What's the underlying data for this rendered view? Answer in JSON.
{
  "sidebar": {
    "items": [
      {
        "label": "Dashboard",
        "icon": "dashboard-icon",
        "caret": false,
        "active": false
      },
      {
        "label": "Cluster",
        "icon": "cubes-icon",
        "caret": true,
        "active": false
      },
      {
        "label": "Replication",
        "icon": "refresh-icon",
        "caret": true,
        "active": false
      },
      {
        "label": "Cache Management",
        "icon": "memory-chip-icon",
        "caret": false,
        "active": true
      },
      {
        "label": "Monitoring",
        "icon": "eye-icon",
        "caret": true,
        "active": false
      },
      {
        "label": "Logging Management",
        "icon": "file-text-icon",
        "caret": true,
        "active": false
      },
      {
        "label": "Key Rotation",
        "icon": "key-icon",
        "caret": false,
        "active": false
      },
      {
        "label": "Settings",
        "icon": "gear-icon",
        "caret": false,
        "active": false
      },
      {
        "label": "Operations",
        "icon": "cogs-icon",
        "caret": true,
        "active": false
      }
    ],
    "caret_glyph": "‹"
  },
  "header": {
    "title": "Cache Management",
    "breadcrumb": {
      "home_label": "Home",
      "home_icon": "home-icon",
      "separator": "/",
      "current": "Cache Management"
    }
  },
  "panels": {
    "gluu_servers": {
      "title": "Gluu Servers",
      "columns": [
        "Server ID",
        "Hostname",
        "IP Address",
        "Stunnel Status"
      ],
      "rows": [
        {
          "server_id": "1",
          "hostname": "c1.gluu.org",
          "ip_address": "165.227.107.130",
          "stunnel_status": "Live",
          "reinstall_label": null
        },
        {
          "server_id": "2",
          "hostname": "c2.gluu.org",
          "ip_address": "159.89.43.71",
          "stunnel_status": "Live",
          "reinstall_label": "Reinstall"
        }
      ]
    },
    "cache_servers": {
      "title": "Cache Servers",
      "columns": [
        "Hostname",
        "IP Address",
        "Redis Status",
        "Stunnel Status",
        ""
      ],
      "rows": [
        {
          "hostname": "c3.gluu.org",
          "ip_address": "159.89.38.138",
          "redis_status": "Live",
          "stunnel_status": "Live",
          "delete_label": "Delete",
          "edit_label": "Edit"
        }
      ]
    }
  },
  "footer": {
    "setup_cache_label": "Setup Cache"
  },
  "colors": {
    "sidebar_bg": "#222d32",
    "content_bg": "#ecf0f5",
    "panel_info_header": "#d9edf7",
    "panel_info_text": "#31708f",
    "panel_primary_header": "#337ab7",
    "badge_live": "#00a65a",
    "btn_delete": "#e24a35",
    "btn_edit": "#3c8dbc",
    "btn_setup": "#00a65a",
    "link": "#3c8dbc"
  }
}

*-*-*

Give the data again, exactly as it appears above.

What's the underlying data for this rendered view? Answer in JSON.
{
  "sidebar": {
    "items": [
      {
        "label": "Dashboard",
        "icon": "dashboard-icon",
        "caret": false,
        "active": false
      },
      {
        "label": "Cluster",
        "icon": "cubes-icon",
        "caret": true,
        "active": false
      },
      {
        "label": "Replication",
        "icon": "refresh-icon",
        "caret": true,
        "active": false
      },
      {
        "label": "Cache Management",
        "icon": "memory-chip-icon",
        "caret": false,
        "active": true
      },
      {
        "label": "Monitoring",
        "icon": "eye-icon",
        "caret": true,
        "active": false
      },
      {
        "label": "Logging Management",
        "icon": "file-text-icon",
        "caret": true,
        "active": false
      },
      {
        "label": "Key Rotation",
        "icon": "key-icon",
        "caret": false,
        "active": false
      },
      {
        "label": "Settings",
        "icon": "gear-icon",
        "caret": false,
        "active": false
      },
      {
        "label": "Operations",
        "icon": "cogs-icon",
        "caret": true,
        "active": false
      }
    ],
    "caret_glyph": "‹"
  },
  "header": {
    "title": "Cache Management",
    "breadcrumb": {
      "home_label": "Home",
      "home_icon": "home-icon",
      "separator": "/",
      "current": "Cache Management"
    }
  },
  "panels": {
    "gluu_servers": {
      "title": "Gluu Servers",
      "columns": [
        "Server ID",
        "Hostname",
        "IP Address",
        "Stunnel Status"
      ],
      "rows": [
        {
          "server_id": "1",
          "hostname": "c1.gluu.org",
          "ip_address": "165.227.107.130",
          "stunnel_status": "Live",
          "reinstall_label": null
        },
        {
          "server_id": "2",
          "hostname": "c2.gluu.org",
          "ip_address": "159.89.43.71",
          "stunnel_status": "Live",
          "reinstall_label": "Reinstall"
        }
      ]
    },
    "cache_servers": {
      "title": "Cache Servers",
      "columns": [
        "Hostname",
        "IP Address",
        "Redis Status",
        "Stunnel Status",
        ""
      ],
      "rows": [
        {
          "hostname": "c3.gluu.org",
          "ip_address": "159.89.38.138",
          "redis_status": "Live",
          "stunnel_status": "Live",
          "delete_label": "Delete",
          "edit_label": "Edit"
        }
      ]
    }
  },
  "footer": {
    "setup_cache_label": "Setup Cache"
  },
  "colors": {
    "sidebar_bg": "#222d32",
    "content_bg": "#ecf0f5",
    "panel_info_header": "#d9edf7",
    "panel_info_text": "#31708f",
    "panel_primary_header": "#337ab7",
    "badge_live": "#00a65a",
    "btn_delete": "#e24a35",
    "btn_edit": "#3c8dbc",
    "btn_setup": "#00a65a",
    "link": "#3c8dbc"
  }
}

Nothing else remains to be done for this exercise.